“Now we can use that knowledge to initiate improvements toward the management of safety risks.”
For mill operators, the authority recommended qualified professionals should identify areas in sawmills with dust hazards that could catch fire, and mills should develop better ways to manage that dust.
The fire commissioner should publish a list of qualifications professionals must meet if they want to identify wood dust and explosion hazards, states the report.
The report’s recommendations are directed at mill owners and operators, the Office of the Fire Commissioner in B.C., as well as the Canadian Standards Association.
Babine Forest Products said in a media release it hasn’t analyzed the report, but the safety agency’s work will ensure sawmills are safer in the future.
At the time of the blast, it added, the company had equipment designed to reduce wood dust, but “the scope of the hazard was not fully understood.”
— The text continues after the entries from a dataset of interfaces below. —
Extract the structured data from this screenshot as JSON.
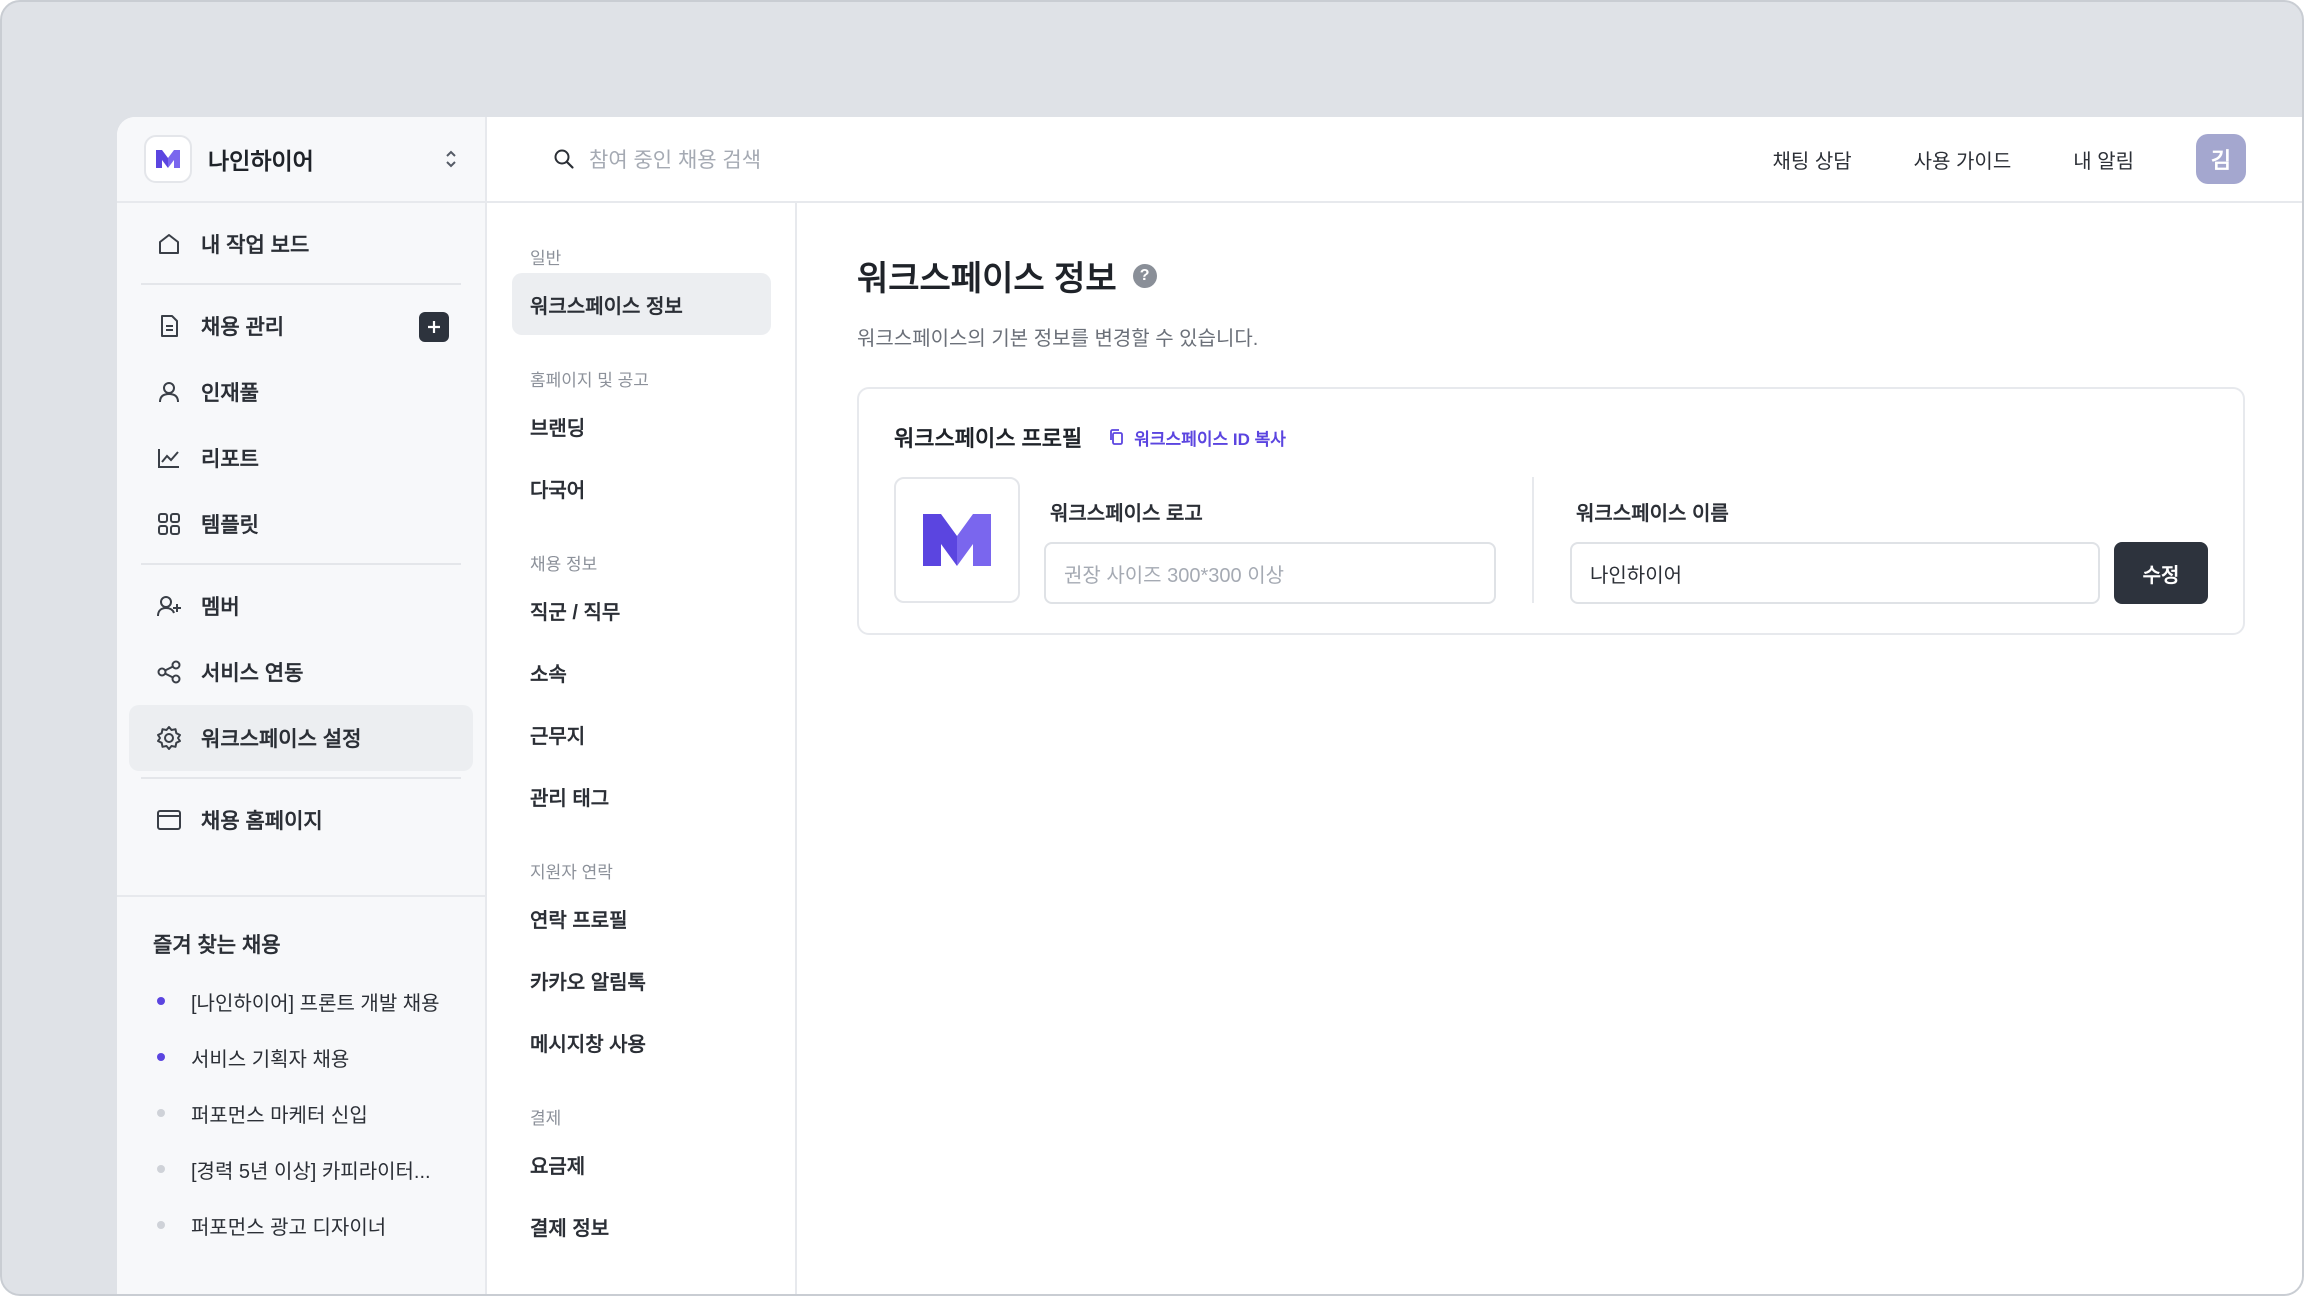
{
  "workspace": {
    "name": "나인하이어"
  },
  "nav": {
    "items": [
      {
        "label": "내 작업 보드",
        "icon": "home-icon"
      },
      {
        "label": "채용 관리",
        "icon": "document-icon"
      },
      {
        "label": "인재풀",
        "icon": "user-icon"
      },
      {
        "label": "리포트",
        "icon": "chart-line-icon"
      },
      {
        "label": "템플릿",
        "icon": "grid-icon"
      },
      {
        "label": "멤버",
        "icon": "user-plus-icon"
      },
      {
        "label": "서비스 연동",
        "icon": "share-icon"
      },
      {
        "label": "워크스페이스 설정",
        "icon": "gear-icon"
      },
      {
        "label": "채용 홈페이지",
        "icon": "browser-icon"
      }
    ]
  },
  "favorites": {
    "title": "즐겨 찾는 채용",
    "items": [
      {
        "label": "[나인하이어] 프론트 개발 채용",
        "active": true
      },
      {
        "label": "서비스 기획자 채용",
        "active": true
      },
      {
        "label": "퍼포먼스 마케터 신입",
        "active": false
      },
      {
        "label": "[경력 5년 이상] 카피라이터...",
        "active": false
      },
      {
        "label": "퍼포먼스 광고 디자이너",
        "active": false
      }
    ]
  },
  "topbar": {
    "search_placeholder": "참여 중인 채용 검색",
    "links": [
      "채팅 상담",
      "사용 가이드",
      "내 알림"
    ],
    "avatar_initial": "김"
  },
  "settings_menu": {
    "groups": [
      {
        "title": "일반",
        "items": [
          "워크스페이스 정보"
        ]
      },
      {
        "title": "홈페이지 및 공고",
        "items": [
          "브랜딩",
          "다국어"
        ]
      },
      {
        "title": "채용 정보",
        "items": [
          "직군 / 직무",
          "소속",
          "근무지",
          "관리 태그"
        ]
      },
      {
        "title": "지원자 연락",
        "items": [
          "연락 프로필",
          "카카오 알림톡",
          "메시지창 사용"
        ]
      },
      {
        "title": "결제",
        "items": [
          "요금제",
          "결제 정보"
        ]
      }
    ]
  },
  "main": {
    "title": "워크스페이스 정보",
    "subtitle": "워크스페이스의 기본 정보를 변경할 수 있습니다.",
    "card": {
      "title": "워크스페이스 프로필",
      "copy_link": "워크스페이스 ID 복사",
      "logo_label": "워크스페이스 로고",
      "logo_placeholder": "권장 사이즈 300*300 이상",
      "name_label": "워크스페이스 이름",
      "name_value": "나인하이어",
      "edit_button": "수정"
    }
  },
  "colors": {
    "brand": "#5b45e0",
    "dark_button": "#2d333d",
    "avatar": "#a4a7cf"
  }
}
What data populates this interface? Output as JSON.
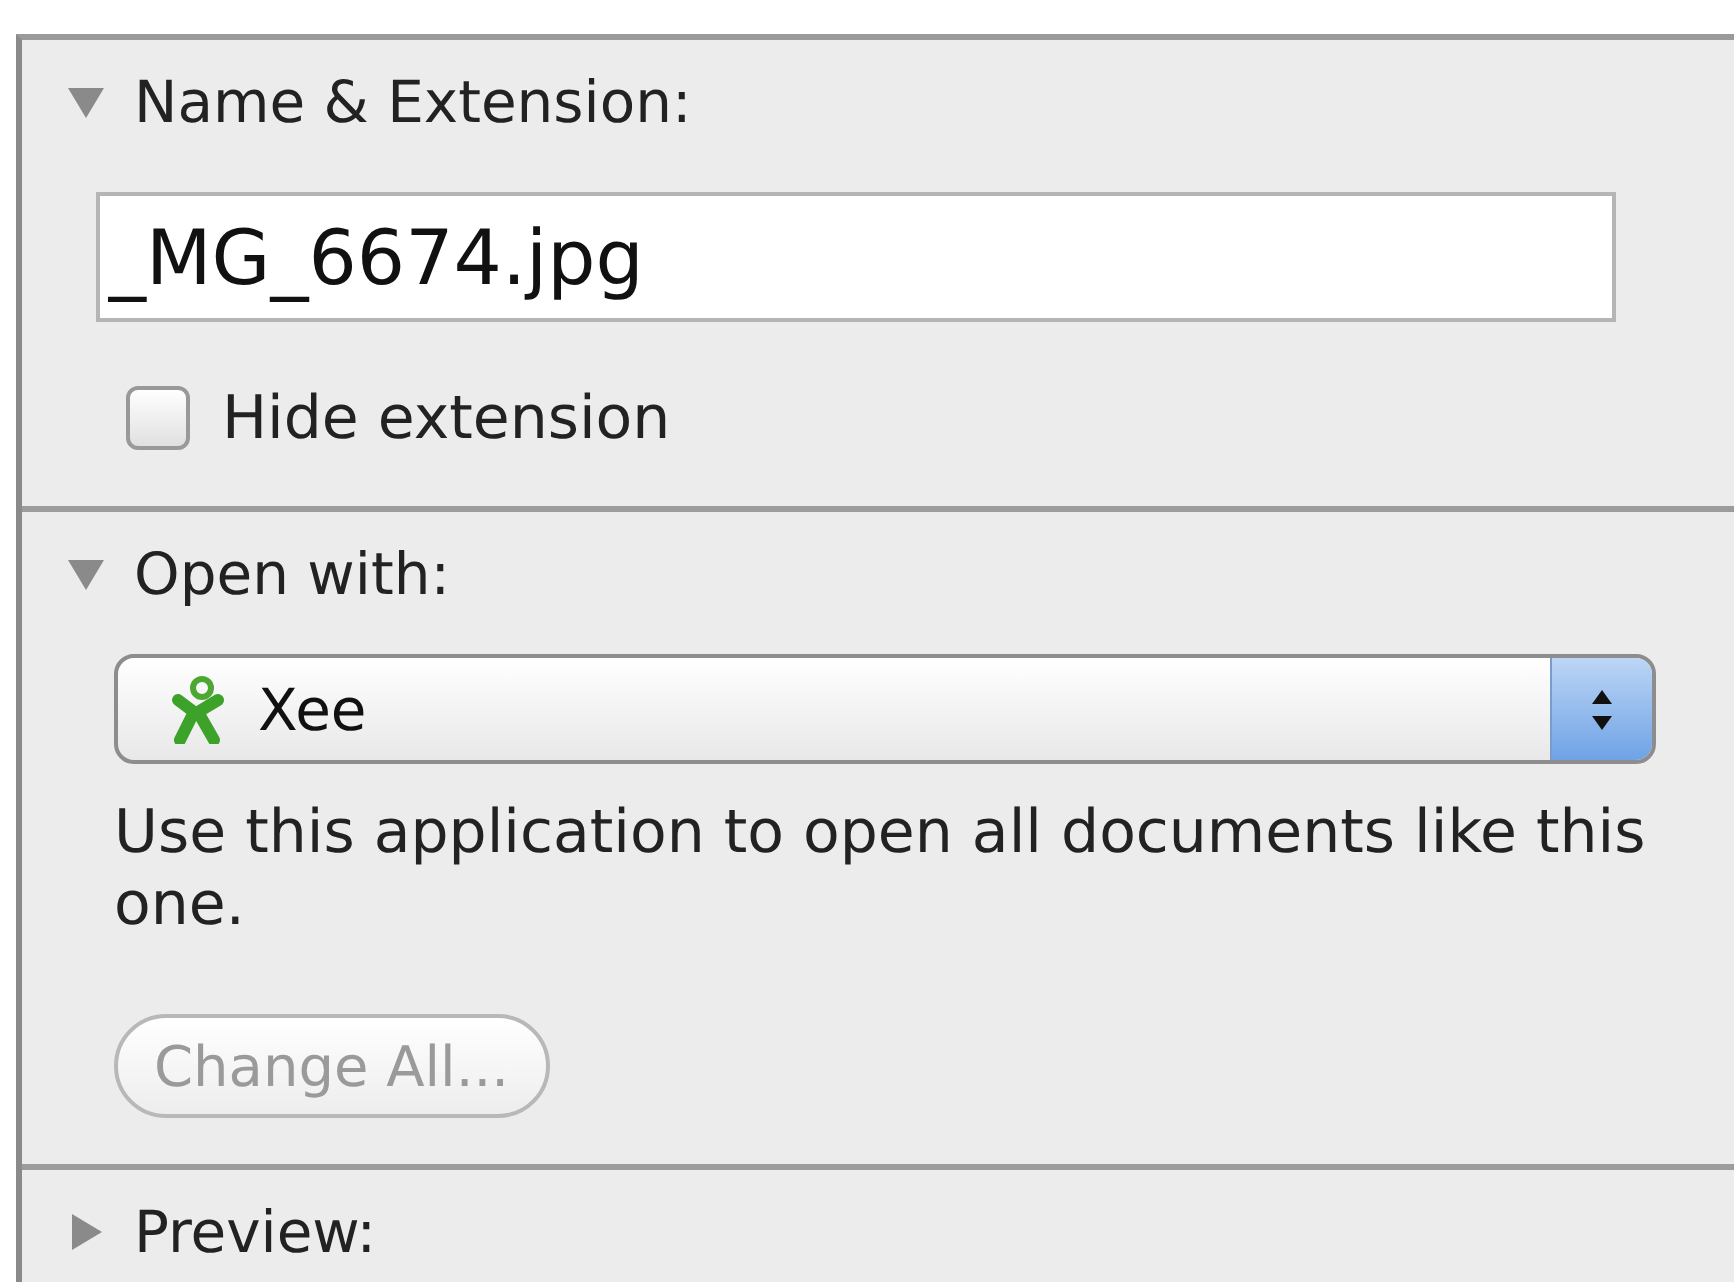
{
  "sections": [
    {
      "kind": "name",
      "title": "Name & Extension:",
      "expanded": true,
      "name_value": "_MG_6674.jpg",
      "hide_extension": {
        "label": "Hide extension",
        "checked": false
      }
    },
    {
      "kind": "open_with",
      "title": "Open with:",
      "expanded": true,
      "app": "Xee",
      "description": "Use this application to open all documents like this one.",
      "button": {
        "label": "Change All...",
        "disabled": true
      }
    },
    {
      "title": "Preview:",
      "expanded": false
    }
  ]
}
The new mill, announced in early December, will include state-of-the-art equipment to collect wood dust at its source, stated the company.
“It will have equipment, building and floor plans designed to facilitate cleanup and reduce areas where wood dust can accumulate.”
Last year’s second fatal mill explosion took place in April at the Lakeland Mills in Prince George, B.C., killing Alan Little, 43 and Glenn Roche, 46. Many others were seriously injured in the tragedy.
In November, WorkSafe BC asked Crown counsel for a review of whether companies and individuals violated the Workers Compensation Act.
Spokeswoman Roberta Ellis said at the time that prosecutions under the act could result in maximum fines of $652,000 and jail terms of up to six months.
An earlier RCMP investigations ruled out criminal negligence in both explosions.
The BC Safety Authority said it wasn’t releasing its full report because Crown counsel is currently reviewing a referral on the mill explosion from WorkSafe BC, the agency that enforces workers’ safety.